25 October 2012 - EU environment ministers support plans to ensure the safe and environmentally sound recycling of ships but a debate on Thursday showed they disagree on the details.
Countries such as Spain, Germany and Sweden want the proposed regulation to apply by a specific date, rather than when the condition proposed by Cyprus EU presidency is met. France suggests it should happen within two years of publication.
However, Lithuania, Poland, Latvia and Bulgaria want it to apply on the entry into force of the 2009 Hong Kong convention on ship recycling, which could be years ahead. The draft regulation aims to implement the convention.
The disagreement is caused by concerns that early implementation could harm the competitiveness of European shipping and ports. But further extending the regulation to cover non-EU ships, as backed by the ministers, would help address the risk of EU vessels changing flag before being recycling.
The risk would also be mitigated by providing a financial incentive to retain a member states’ flag before recycling, as supported by Poland and parliamentary rapporteur Carl Schylter.

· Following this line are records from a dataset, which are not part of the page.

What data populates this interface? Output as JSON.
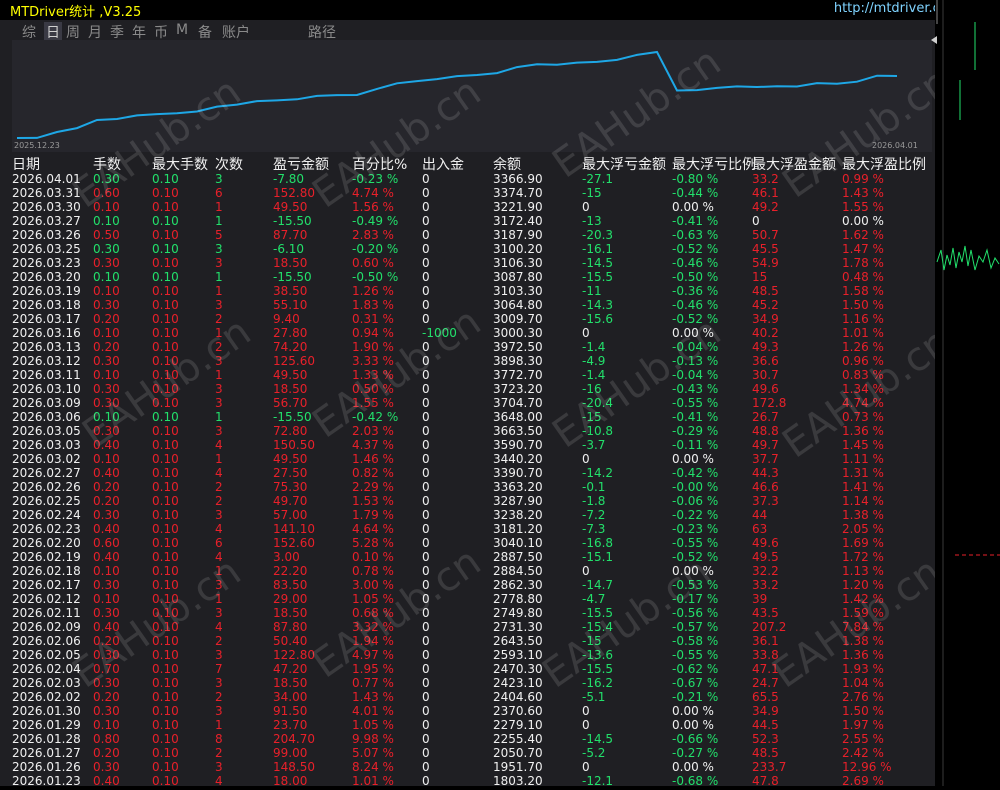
{
  "app": {
    "title": "MTDriver统计 ,V3.25",
    "site": "http://mtdriver.cn"
  },
  "menu": [
    {
      "label": "综",
      "active": false
    },
    {
      "label": "日",
      "active": true
    },
    {
      "label": "周",
      "active": false
    },
    {
      "label": "月",
      "active": false
    },
    {
      "label": "季",
      "active": false
    },
    {
      "label": "年",
      "active": false
    },
    {
      "label": "币",
      "active": false
    },
    {
      "label": "M",
      "active": false
    },
    {
      "label": "备",
      "active": false
    },
    {
      "label": "账户",
      "active": false
    },
    {
      "label": "路径",
      "active": false
    }
  ],
  "chart": {
    "start_date": "2025.12.23",
    "end_date": "2026.04.01",
    "line_color": "#1ea7e6"
  },
  "columns": [
    "日期",
    "手数",
    "最大手数",
    "次数",
    "盈亏金额",
    "百分比%",
    "出入金",
    "余额",
    "最大浮亏金额",
    "最大浮亏比例",
    "最大浮盈金额",
    "最大浮盈比例"
  ],
  "colors": {
    "gain": "#22e06b",
    "loss": "#e8202a",
    "neutral": "#f0f0f0",
    "cyan": "#1ea7e6"
  },
  "rows": [
    {
      "date": "2026.04.01",
      "lots": "0.30",
      "max_lots": "0.10",
      "count": "3",
      "pnl": "-7.80",
      "pct": "-0.23 %",
      "flow": "0",
      "bal": "3366.90",
      "ddv": "-27.1",
      "ddp": "-0.80 %",
      "fpv": "33.2",
      "fpp": "0.99 %",
      "c": "g",
      "dc": "g",
      "fc": "r"
    },
    {
      "date": "2026.03.31",
      "lots": "0.60",
      "max_lots": "0.10",
      "count": "6",
      "pnl": "152.80",
      "pct": "4.74 %",
      "flow": "0",
      "bal": "3374.70",
      "ddv": "-15",
      "ddp": "-0.44 %",
      "fpv": "46.1",
      "fpp": "1.43 %",
      "c": "r",
      "dc": "g",
      "fc": "r"
    },
    {
      "date": "2026.03.30",
      "lots": "0.10",
      "max_lots": "0.10",
      "count": "1",
      "pnl": "49.50",
      "pct": "1.56 %",
      "flow": "0",
      "bal": "3221.90",
      "ddv": "0",
      "ddp": "0.00 %",
      "fpv": "49.2",
      "fpp": "1.55 %",
      "c": "r",
      "dc": "w",
      "fc": "r"
    },
    {
      "date": "2026.03.27",
      "lots": "0.10",
      "max_lots": "0.10",
      "count": "1",
      "pnl": "-15.50",
      "pct": "-0.49 %",
      "flow": "0",
      "bal": "3172.40",
      "ddv": "-13",
      "ddp": "-0.41 %",
      "fpv": "0",
      "fpp": "0.00 %",
      "c": "g",
      "dc": "g",
      "fc": "w"
    },
    {
      "date": "2026.03.26",
      "lots": "0.50",
      "max_lots": "0.10",
      "count": "5",
      "pnl": "87.70",
      "pct": "2.83 %",
      "flow": "0",
      "bal": "3187.90",
      "ddv": "-20.3",
      "ddp": "-0.63 %",
      "fpv": "50.7",
      "fpp": "1.62 %",
      "c": "r",
      "dc": "g",
      "fc": "r"
    },
    {
      "date": "2026.03.25",
      "lots": "0.30",
      "max_lots": "0.10",
      "count": "3",
      "pnl": "-6.10",
      "pct": "-0.20 %",
      "flow": "0",
      "bal": "3100.20",
      "ddv": "-16.1",
      "ddp": "-0.52 %",
      "fpv": "45.5",
      "fpp": "1.47 %",
      "c": "g",
      "dc": "g",
      "fc": "r"
    },
    {
      "date": "2026.03.23",
      "lots": "0.30",
      "max_lots": "0.10",
      "count": "3",
      "pnl": "18.50",
      "pct": "0.60 %",
      "flow": "0",
      "bal": "3106.30",
      "ddv": "-14.5",
      "ddp": "-0.46 %",
      "fpv": "54.9",
      "fpp": "1.78 %",
      "c": "r",
      "dc": "g",
      "fc": "r"
    },
    {
      "date": "2026.03.20",
      "lots": "0.10",
      "max_lots": "0.10",
      "count": "1",
      "pnl": "-15.50",
      "pct": "-0.50 %",
      "flow": "0",
      "bal": "3087.80",
      "ddv": "-15.5",
      "ddp": "-0.50 %",
      "fpv": "15",
      "fpp": "0.48 %",
      "c": "g",
      "dc": "g",
      "fc": "r"
    },
    {
      "date": "2026.03.19",
      "lots": "0.10",
      "max_lots": "0.10",
      "count": "1",
      "pnl": "38.50",
      "pct": "1.26 %",
      "flow": "0",
      "bal": "3103.30",
      "ddv": "-11",
      "ddp": "-0.36 %",
      "fpv": "48.5",
      "fpp": "1.58 %",
      "c": "r",
      "dc": "g",
      "fc": "r"
    },
    {
      "date": "2026.03.18",
      "lots": "0.30",
      "max_lots": "0.10",
      "count": "3",
      "pnl": "55.10",
      "pct": "1.83 %",
      "flow": "0",
      "bal": "3064.80",
      "ddv": "-14.3",
      "ddp": "-0.46 %",
      "fpv": "45.2",
      "fpp": "1.50 %",
      "c": "r",
      "dc": "g",
      "fc": "r"
    },
    {
      "date": "2026.03.17",
      "lots": "0.20",
      "max_lots": "0.10",
      "count": "2",
      "pnl": "9.40",
      "pct": "0.31 %",
      "flow": "0",
      "bal": "3009.70",
      "ddv": "-15.6",
      "ddp": "-0.52 %",
      "fpv": "34.9",
      "fpp": "1.16 %",
      "c": "r",
      "dc": "g",
      "fc": "r"
    },
    {
      "date": "2026.03.16",
      "lots": "0.10",
      "max_lots": "0.10",
      "count": "1",
      "pnl": "27.80",
      "pct": "0.94 %",
      "flow": "-1000",
      "bal": "3000.30",
      "ddv": "0",
      "ddp": "0.00 %",
      "fpv": "40.2",
      "fpp": "1.01 %",
      "c": "r",
      "dc": "w",
      "fc": "r",
      "flowc": "g"
    },
    {
      "date": "2026.03.13",
      "lots": "0.20",
      "max_lots": "0.10",
      "count": "2",
      "pnl": "74.20",
      "pct": "1.90 %",
      "flow": "0",
      "bal": "3972.50",
      "ddv": "-1.4",
      "ddp": "-0.04 %",
      "fpv": "49.3",
      "fpp": "1.26 %",
      "c": "r",
      "dc": "g",
      "fc": "r"
    },
    {
      "date": "2026.03.12",
      "lots": "0.30",
      "max_lots": "0.10",
      "count": "3",
      "pnl": "125.60",
      "pct": "3.33 %",
      "flow": "0",
      "bal": "3898.30",
      "ddv": "-4.9",
      "ddp": "-0.13 %",
      "fpv": "36.6",
      "fpp": "0.96 %",
      "c": "r",
      "dc": "g",
      "fc": "r"
    },
    {
      "date": "2026.03.11",
      "lots": "0.10",
      "max_lots": "0.10",
      "count": "1",
      "pnl": "49.50",
      "pct": "1.33 %",
      "flow": "0",
      "bal": "3772.70",
      "ddv": "-1.4",
      "ddp": "-0.04 %",
      "fpv": "30.7",
      "fpp": "0.83 %",
      "c": "r",
      "dc": "g",
      "fc": "r"
    },
    {
      "date": "2026.03.10",
      "lots": "0.30",
      "max_lots": "0.10",
      "count": "3",
      "pnl": "18.50",
      "pct": "0.50 %",
      "flow": "0",
      "bal": "3723.20",
      "ddv": "-16",
      "ddp": "-0.43 %",
      "fpv": "49.6",
      "fpp": "1.34 %",
      "c": "r",
      "dc": "g",
      "fc": "r"
    },
    {
      "date": "2026.03.09",
      "lots": "0.30",
      "max_lots": "0.10",
      "count": "3",
      "pnl": "56.70",
      "pct": "1.55 %",
      "flow": "0",
      "bal": "3704.70",
      "ddv": "-20.4",
      "ddp": "-0.55 %",
      "fpv": "172.8",
      "fpp": "4.74 %",
      "c": "r",
      "dc": "g",
      "fc": "r"
    },
    {
      "date": "2026.03.06",
      "lots": "0.10",
      "max_lots": "0.10",
      "count": "1",
      "pnl": "-15.50",
      "pct": "-0.42 %",
      "flow": "0",
      "bal": "3648.00",
      "ddv": "-15",
      "ddp": "-0.41 %",
      "fpv": "26.7",
      "fpp": "0.73 %",
      "c": "g",
      "dc": "g",
      "fc": "r"
    },
    {
      "date": "2026.03.05",
      "lots": "0.30",
      "max_lots": "0.10",
      "count": "3",
      "pnl": "72.80",
      "pct": "2.03 %",
      "flow": "0",
      "bal": "3663.50",
      "ddv": "-10.8",
      "ddp": "-0.29 %",
      "fpv": "48.8",
      "fpp": "1.36 %",
      "c": "r",
      "dc": "g",
      "fc": "r"
    },
    {
      "date": "2026.03.03",
      "lots": "0.40",
      "max_lots": "0.10",
      "count": "4",
      "pnl": "150.50",
      "pct": "4.37 %",
      "flow": "0",
      "bal": "3590.70",
      "ddv": "-3.7",
      "ddp": "-0.11 %",
      "fpv": "49.7",
      "fpp": "1.45 %",
      "c": "r",
      "dc": "g",
      "fc": "r"
    },
    {
      "date": "2026.03.02",
      "lots": "0.10",
      "max_lots": "0.10",
      "count": "1",
      "pnl": "49.50",
      "pct": "1.46 %",
      "flow": "0",
      "bal": "3440.20",
      "ddv": "0",
      "ddp": "0.00 %",
      "fpv": "37.7",
      "fpp": "1.11 %",
      "c": "r",
      "dc": "w",
      "fc": "r"
    },
    {
      "date": "2026.02.27",
      "lots": "0.40",
      "max_lots": "0.10",
      "count": "4",
      "pnl": "27.50",
      "pct": "0.82 %",
      "flow": "0",
      "bal": "3390.70",
      "ddv": "-14.2",
      "ddp": "-0.42 %",
      "fpv": "44.3",
      "fpp": "1.31 %",
      "c": "r",
      "dc": "g",
      "fc": "r"
    },
    {
      "date": "2026.02.26",
      "lots": "0.20",
      "max_lots": "0.10",
      "count": "2",
      "pnl": "75.30",
      "pct": "2.29 %",
      "flow": "0",
      "bal": "3363.20",
      "ddv": "-0.1",
      "ddp": "-0.00 %",
      "fpv": "46.6",
      "fpp": "1.41 %",
      "c": "r",
      "dc": "g",
      "fc": "r"
    },
    {
      "date": "2026.02.25",
      "lots": "0.20",
      "max_lots": "0.10",
      "count": "2",
      "pnl": "49.70",
      "pct": "1.53 %",
      "flow": "0",
      "bal": "3287.90",
      "ddv": "-1.8",
      "ddp": "-0.06 %",
      "fpv": "37.3",
      "fpp": "1.14 %",
      "c": "r",
      "dc": "g",
      "fc": "r"
    },
    {
      "date": "2026.02.24",
      "lots": "0.30",
      "max_lots": "0.10",
      "count": "3",
      "pnl": "57.00",
      "pct": "1.79 %",
      "flow": "0",
      "bal": "3238.20",
      "ddv": "-7.2",
      "ddp": "-0.22 %",
      "fpv": "44",
      "fpp": "1.38 %",
      "c": "r",
      "dc": "g",
      "fc": "r"
    },
    {
      "date": "2026.02.23",
      "lots": "0.40",
      "max_lots": "0.10",
      "count": "4",
      "pnl": "141.10",
      "pct": "4.64 %",
      "flow": "0",
      "bal": "3181.20",
      "ddv": "-7.3",
      "ddp": "-0.23 %",
      "fpv": "63",
      "fpp": "2.05 %",
      "c": "r",
      "dc": "g",
      "fc": "r"
    },
    {
      "date": "2026.02.20",
      "lots": "0.60",
      "max_lots": "0.10",
      "count": "6",
      "pnl": "152.60",
      "pct": "5.28 %",
      "flow": "0",
      "bal": "3040.10",
      "ddv": "-16.8",
      "ddp": "-0.55 %",
      "fpv": "49.6",
      "fpp": "1.69 %",
      "c": "r",
      "dc": "g",
      "fc": "r"
    },
    {
      "date": "2026.02.19",
      "lots": "0.40",
      "max_lots": "0.10",
      "count": "4",
      "pnl": "3.00",
      "pct": "0.10 %",
      "flow": "0",
      "bal": "2887.50",
      "ddv": "-15.1",
      "ddp": "-0.52 %",
      "fpv": "49.5",
      "fpp": "1.72 %",
      "c": "r",
      "dc": "g",
      "fc": "r"
    },
    {
      "date": "2026.02.18",
      "lots": "0.10",
      "max_lots": "0.10",
      "count": "1",
      "pnl": "22.20",
      "pct": "0.78 %",
      "flow": "0",
      "bal": "2884.50",
      "ddv": "0",
      "ddp": "0.00 %",
      "fpv": "32.2",
      "fpp": "1.13 %",
      "c": "r",
      "dc": "w",
      "fc": "r"
    },
    {
      "date": "2026.02.17",
      "lots": "0.30",
      "max_lots": "0.10",
      "count": "3",
      "pnl": "83.50",
      "pct": "3.00 %",
      "flow": "0",
      "bal": "2862.30",
      "ddv": "-14.7",
      "ddp": "-0.53 %",
      "fpv": "33.2",
      "fpp": "1.20 %",
      "c": "r",
      "dc": "g",
      "fc": "r"
    },
    {
      "date": "2026.02.12",
      "lots": "0.10",
      "max_lots": "0.10",
      "count": "1",
      "pnl": "29.00",
      "pct": "1.05 %",
      "flow": "0",
      "bal": "2778.80",
      "ddv": "-4.7",
      "ddp": "-0.17 %",
      "fpv": "39",
      "fpp": "1.42 %",
      "c": "r",
      "dc": "g",
      "fc": "r"
    },
    {
      "date": "2026.02.11",
      "lots": "0.30",
      "max_lots": "0.10",
      "count": "3",
      "pnl": "18.50",
      "pct": "0.68 %",
      "flow": "0",
      "bal": "2749.80",
      "ddv": "-15.5",
      "ddp": "-0.56 %",
      "fpv": "43.5",
      "fpp": "1.59 %",
      "c": "r",
      "dc": "g",
      "fc": "r"
    },
    {
      "date": "2026.02.09",
      "lots": "0.40",
      "max_lots": "0.10",
      "count": "4",
      "pnl": "87.80",
      "pct": "3.32 %",
      "flow": "0",
      "bal": "2731.30",
      "ddv": "-15.4",
      "ddp": "-0.57 %",
      "fpv": "207.2",
      "fpp": "7.84 %",
      "c": "r",
      "dc": "g",
      "fc": "r"
    },
    {
      "date": "2026.02.06",
      "lots": "0.20",
      "max_lots": "0.10",
      "count": "2",
      "pnl": "50.40",
      "pct": "1.94 %",
      "flow": "0",
      "bal": "2643.50",
      "ddv": "-15",
      "ddp": "-0.58 %",
      "fpv": "36.1",
      "fpp": "1.38 %",
      "c": "r",
      "dc": "g",
      "fc": "r"
    },
    {
      "date": "2026.02.05",
      "lots": "0.30",
      "max_lots": "0.10",
      "count": "3",
      "pnl": "122.80",
      "pct": "4.97 %",
      "flow": "0",
      "bal": "2593.10",
      "ddv": "-13.6",
      "ddp": "-0.55 %",
      "fpv": "33.8",
      "fpp": "1.36 %",
      "c": "r",
      "dc": "g",
      "fc": "r"
    },
    {
      "date": "2026.02.04",
      "lots": "0.70",
      "max_lots": "0.10",
      "count": "7",
      "pnl": "47.20",
      "pct": "1.95 %",
      "flow": "0",
      "bal": "2470.30",
      "ddv": "-15.5",
      "ddp": "-0.62 %",
      "fpv": "47.1",
      "fpp": "1.93 %",
      "c": "r",
      "dc": "g",
      "fc": "r"
    },
    {
      "date": "2026.02.03",
      "lots": "0.30",
      "max_lots": "0.10",
      "count": "3",
      "pnl": "18.50",
      "pct": "0.77 %",
      "flow": "0",
      "bal": "2423.10",
      "ddv": "-16.2",
      "ddp": "-0.67 %",
      "fpv": "24.7",
      "fpp": "1.04 %",
      "c": "r",
      "dc": "g",
      "fc": "r"
    },
    {
      "date": "2026.02.02",
      "lots": "0.20",
      "max_lots": "0.10",
      "count": "2",
      "pnl": "34.00",
      "pct": "1.43 %",
      "flow": "0",
      "bal": "2404.60",
      "ddv": "-5.1",
      "ddp": "-0.21 %",
      "fpv": "65.5",
      "fpp": "2.76 %",
      "c": "r",
      "dc": "g",
      "fc": "r"
    },
    {
      "date": "2026.01.30",
      "lots": "0.30",
      "max_lots": "0.10",
      "count": "3",
      "pnl": "91.50",
      "pct": "4.01 %",
      "flow": "0",
      "bal": "2370.60",
      "ddv": "0",
      "ddp": "0.00 %",
      "fpv": "34.9",
      "fpp": "1.50 %",
      "c": "r",
      "dc": "w",
      "fc": "r"
    },
    {
      "date": "2026.01.29",
      "lots": "0.10",
      "max_lots": "0.10",
      "count": "1",
      "pnl": "23.70",
      "pct": "1.05 %",
      "flow": "0",
      "bal": "2279.10",
      "ddv": "0",
      "ddp": "0.00 %",
      "fpv": "44.5",
      "fpp": "1.97 %",
      "c": "r",
      "dc": "w",
      "fc": "r"
    },
    {
      "date": "2026.01.28",
      "lots": "0.80",
      "max_lots": "0.10",
      "count": "8",
      "pnl": "204.70",
      "pct": "9.98 %",
      "flow": "0",
      "bal": "2255.40",
      "ddv": "-14.5",
      "ddp": "-0.66 %",
      "fpv": "52.3",
      "fpp": "2.55 %",
      "c": "r",
      "dc": "g",
      "fc": "r"
    },
    {
      "date": "2026.01.27",
      "lots": "0.20",
      "max_lots": "0.10",
      "count": "2",
      "pnl": "99.00",
      "pct": "5.07 %",
      "flow": "0",
      "bal": "2050.70",
      "ddv": "-5.2",
      "ddp": "-0.27 %",
      "fpv": "48.5",
      "fpp": "2.42 %",
      "c": "r",
      "dc": "g",
      "fc": "r"
    },
    {
      "date": "2026.01.26",
      "lots": "0.30",
      "max_lots": "0.10",
      "count": "3",
      "pnl": "148.50",
      "pct": "8.24 %",
      "flow": "0",
      "bal": "1951.70",
      "ddv": "0",
      "ddp": "0.00 %",
      "fpv": "233.7",
      "fpp": "12.96 %",
      "c": "r",
      "dc": "w",
      "fc": "r"
    },
    {
      "date": "2026.01.23",
      "lots": "0.40",
      "max_lots": "0.10",
      "count": "4",
      "pnl": "18.00",
      "pct": "1.01 %",
      "flow": "0",
      "bal": "1803.20",
      "ddv": "-12.1",
      "ddp": "-0.68 %",
      "fpv": "47.8",
      "fpp": "2.69 %",
      "c": "r",
      "dc": "g",
      "fc": "r"
    }
  ],
  "watermark": "EAHub.cn"
}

The MEP will publish his recommendations shortly.
Environment ministers meeting in Luxembourg were also split on including requirements going beyond the Hong Kong convention, such as a European list of recycling facilities in developing countries that may accept EU-flagged ships.
Green groups have warned that permitting their export would clash with the continued application of the Basel convention on hazardous waste exports to EU ships, which a number of countries including Germany and Finland want to maintain.

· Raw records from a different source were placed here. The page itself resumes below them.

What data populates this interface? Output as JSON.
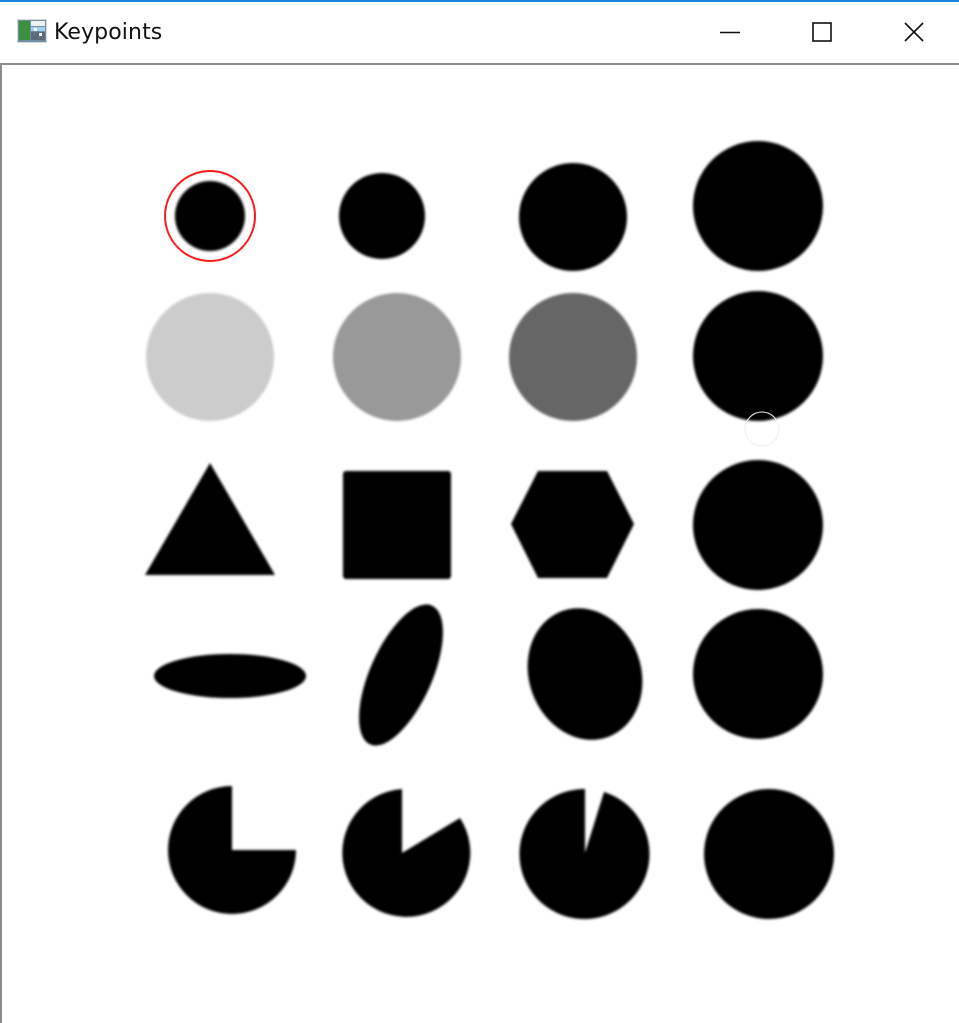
{
  "window": {
    "title": "Keypoints",
    "icon": "opencv-image-window-icon",
    "buttons": {
      "minimize": "minimize-icon",
      "maximize": "maximize-icon",
      "close": "close-icon"
    }
  },
  "colors": {
    "accent_border": "#1a86d9",
    "keypoint": "#ff1a1a",
    "shape": "#000000",
    "light_gray_circle": "#cccccc",
    "mid_gray_circle": "#999999",
    "dark_gray_circle": "#666666"
  },
  "image": {
    "rows": 5,
    "columns": 4,
    "shapes": [
      {
        "name": "small-circle",
        "fill": "#000000",
        "detected": true
      },
      {
        "name": "circle",
        "fill": "#000000",
        "detected": false
      },
      {
        "name": "circle",
        "fill": "#000000",
        "detected": false
      },
      {
        "name": "large-circle",
        "fill": "#000000",
        "detected": false
      },
      {
        "name": "light-gray-circle",
        "fill": "#cccccc",
        "detected": false
      },
      {
        "name": "mid-gray-circle",
        "fill": "#999999",
        "detected": false
      },
      {
        "name": "dark-gray-circle",
        "fill": "#666666",
        "detected": false
      },
      {
        "name": "circle",
        "fill": "#000000",
        "detected": false
      },
      {
        "name": "triangle",
        "fill": "#000000",
        "detected": false
      },
      {
        "name": "square",
        "fill": "#000000",
        "detected": false
      },
      {
        "name": "hexagon",
        "fill": "#000000",
        "detected": false
      },
      {
        "name": "circle",
        "fill": "#000000",
        "detected": false
      },
      {
        "name": "flat-ellipse",
        "fill": "#000000",
        "detected": false
      },
      {
        "name": "tilted-ellipse",
        "fill": "#000000",
        "detected": false
      },
      {
        "name": "oval",
        "fill": "#000000",
        "detected": false
      },
      {
        "name": "circle",
        "fill": "#000000",
        "detected": false
      },
      {
        "name": "pacman-quarter-cut",
        "fill": "#000000",
        "detected": false
      },
      {
        "name": "pacman-wedge-cut",
        "fill": "#000000",
        "detected": false
      },
      {
        "name": "pacman-thin-wedge-cut",
        "fill": "#000000",
        "detected": false
      },
      {
        "name": "circle",
        "fill": "#000000",
        "detected": false
      }
    ]
  }
}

The member states also significantly weakened rules on penalties for non-compliance proposed by the European Commission, which was a disappointment for environment commissioner Janez Potočnik. The presidency text merely says that non-compliant ships “may be warned, fined, detained, dismissed or excluded from EU ports”.